The advancements in the ability to study DNA has greatly effected a number of avian groups. Since I started working with raptors in 2011, I have dealt with revised classifications of birds in our program. When I began working with our Turkey Vulture it was believed they were closely related to storks. However, that has changed, and New World vultures are now assigned their own order, Cathartiformes. Falcons (Falconiformes), once believed to be closely related to hawks and eagles, have now been moved further away, and are considered more closely related to parrots. Both Cathartiformes and Falconiformes are considered raptors even with these changes.
How do we know the birds of the Draper Museum Raptor Experience are all considered raptors? The latest research bases the criteria for raptors on evolutionary history (Phylogenetics) as well as DNA. Consequently, eagles, hawks, falcon, owls, and vultures all share common ancestry, evolving from “raptorial land birds.” These birds lived on land and fed on vertebrate animals. Furthermore, the majority of these species have maintained their vertebrate-eating lifestyle.
How Often Do Classifications Change?
Decisions about North and Middle American bird species and their classifications are made every summer by a special committee of the American Ornithological Society (AOS). With today’s new technology and advances in genome mapping, ornithologists are continually flooded with new knowledge. Basing its conclusions on the best available science, classification changes are therefore made yearly.
If you are interested in classification, you can see the most current North and Middle American Bird taxonomic list here:
Draper Museum Raptor Experience’s Golden Eagle, Teasdale’s feet, Suli’s feet and our 11 Raptors downloaded from the Raptor Experience’s Facebook Page, https://www.facebook.com/pg/DraperMuseumRaptorExperience/posts/?ref=notif
Bald eagle reaching toward water by Jason Mrachina, Attribution, NonCommercial, NoDerivatives License, https://www.flickr.com/photos/w4nd3rl0st/
Steller’s Sea Eagle with Fish by Aaron Smith, Attribution, NonCommercial, NoDerivatives License, https://www.flickr.com/photos/aaroncorey/

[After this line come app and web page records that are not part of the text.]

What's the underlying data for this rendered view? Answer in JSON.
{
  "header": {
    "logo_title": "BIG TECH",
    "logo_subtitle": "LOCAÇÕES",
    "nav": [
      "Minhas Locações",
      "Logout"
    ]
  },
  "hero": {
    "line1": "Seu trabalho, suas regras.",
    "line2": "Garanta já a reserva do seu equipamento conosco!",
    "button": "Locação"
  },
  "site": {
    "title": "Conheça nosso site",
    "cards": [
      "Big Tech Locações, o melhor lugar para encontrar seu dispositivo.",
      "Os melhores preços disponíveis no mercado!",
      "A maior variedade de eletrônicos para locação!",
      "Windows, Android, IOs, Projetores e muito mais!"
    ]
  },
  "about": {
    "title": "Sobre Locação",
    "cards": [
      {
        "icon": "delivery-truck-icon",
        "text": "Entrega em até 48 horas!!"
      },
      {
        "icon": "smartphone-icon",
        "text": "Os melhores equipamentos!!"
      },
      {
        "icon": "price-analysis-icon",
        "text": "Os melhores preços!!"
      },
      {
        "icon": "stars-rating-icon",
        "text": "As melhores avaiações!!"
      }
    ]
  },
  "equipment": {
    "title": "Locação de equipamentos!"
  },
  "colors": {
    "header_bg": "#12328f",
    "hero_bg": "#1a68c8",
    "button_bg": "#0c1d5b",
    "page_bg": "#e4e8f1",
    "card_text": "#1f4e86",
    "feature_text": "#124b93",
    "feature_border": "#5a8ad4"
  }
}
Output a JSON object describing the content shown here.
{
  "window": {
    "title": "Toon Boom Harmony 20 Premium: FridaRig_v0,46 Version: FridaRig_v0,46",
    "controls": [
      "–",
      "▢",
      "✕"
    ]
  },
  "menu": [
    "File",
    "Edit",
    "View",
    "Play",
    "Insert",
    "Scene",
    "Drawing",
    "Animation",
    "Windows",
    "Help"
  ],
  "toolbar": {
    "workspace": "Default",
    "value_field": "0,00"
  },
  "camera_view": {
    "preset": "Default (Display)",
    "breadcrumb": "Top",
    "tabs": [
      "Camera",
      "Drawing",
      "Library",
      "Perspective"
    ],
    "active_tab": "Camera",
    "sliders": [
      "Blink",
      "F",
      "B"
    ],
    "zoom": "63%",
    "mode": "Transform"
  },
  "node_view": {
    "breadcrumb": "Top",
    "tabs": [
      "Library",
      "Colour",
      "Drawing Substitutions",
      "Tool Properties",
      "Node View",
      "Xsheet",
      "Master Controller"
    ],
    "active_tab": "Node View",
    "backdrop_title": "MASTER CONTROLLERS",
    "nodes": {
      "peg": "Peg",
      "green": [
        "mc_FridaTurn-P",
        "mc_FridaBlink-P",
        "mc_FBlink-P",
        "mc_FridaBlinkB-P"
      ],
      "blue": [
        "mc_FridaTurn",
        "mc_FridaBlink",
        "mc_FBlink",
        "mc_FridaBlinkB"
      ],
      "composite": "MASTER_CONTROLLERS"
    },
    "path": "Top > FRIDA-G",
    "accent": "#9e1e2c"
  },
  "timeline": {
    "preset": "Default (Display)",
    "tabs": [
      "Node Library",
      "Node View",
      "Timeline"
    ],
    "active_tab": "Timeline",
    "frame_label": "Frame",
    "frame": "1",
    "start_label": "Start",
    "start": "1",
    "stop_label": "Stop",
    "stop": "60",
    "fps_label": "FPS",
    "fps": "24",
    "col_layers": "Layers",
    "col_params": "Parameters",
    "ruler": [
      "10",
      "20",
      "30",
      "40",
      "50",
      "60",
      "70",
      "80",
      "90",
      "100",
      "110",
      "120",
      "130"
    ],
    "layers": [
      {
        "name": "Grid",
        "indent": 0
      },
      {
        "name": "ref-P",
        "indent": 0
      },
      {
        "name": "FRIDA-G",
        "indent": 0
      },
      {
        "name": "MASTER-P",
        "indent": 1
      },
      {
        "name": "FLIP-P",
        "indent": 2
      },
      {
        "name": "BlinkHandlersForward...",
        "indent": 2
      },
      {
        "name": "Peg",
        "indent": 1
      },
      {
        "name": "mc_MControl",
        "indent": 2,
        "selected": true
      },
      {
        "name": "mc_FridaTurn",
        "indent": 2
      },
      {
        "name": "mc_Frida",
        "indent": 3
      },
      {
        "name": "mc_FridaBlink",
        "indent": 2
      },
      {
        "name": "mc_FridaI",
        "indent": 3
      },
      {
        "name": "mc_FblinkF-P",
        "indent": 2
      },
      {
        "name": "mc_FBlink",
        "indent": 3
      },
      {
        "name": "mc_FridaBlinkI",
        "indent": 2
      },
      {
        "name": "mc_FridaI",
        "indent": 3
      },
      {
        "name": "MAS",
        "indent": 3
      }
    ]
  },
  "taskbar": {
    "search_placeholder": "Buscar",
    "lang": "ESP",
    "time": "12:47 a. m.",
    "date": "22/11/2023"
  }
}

Little Eagle Eating a Pigeon by Jean and Fred, Attribution 2.0 Generic license, https://www.flickr.com/photos/jean_hort/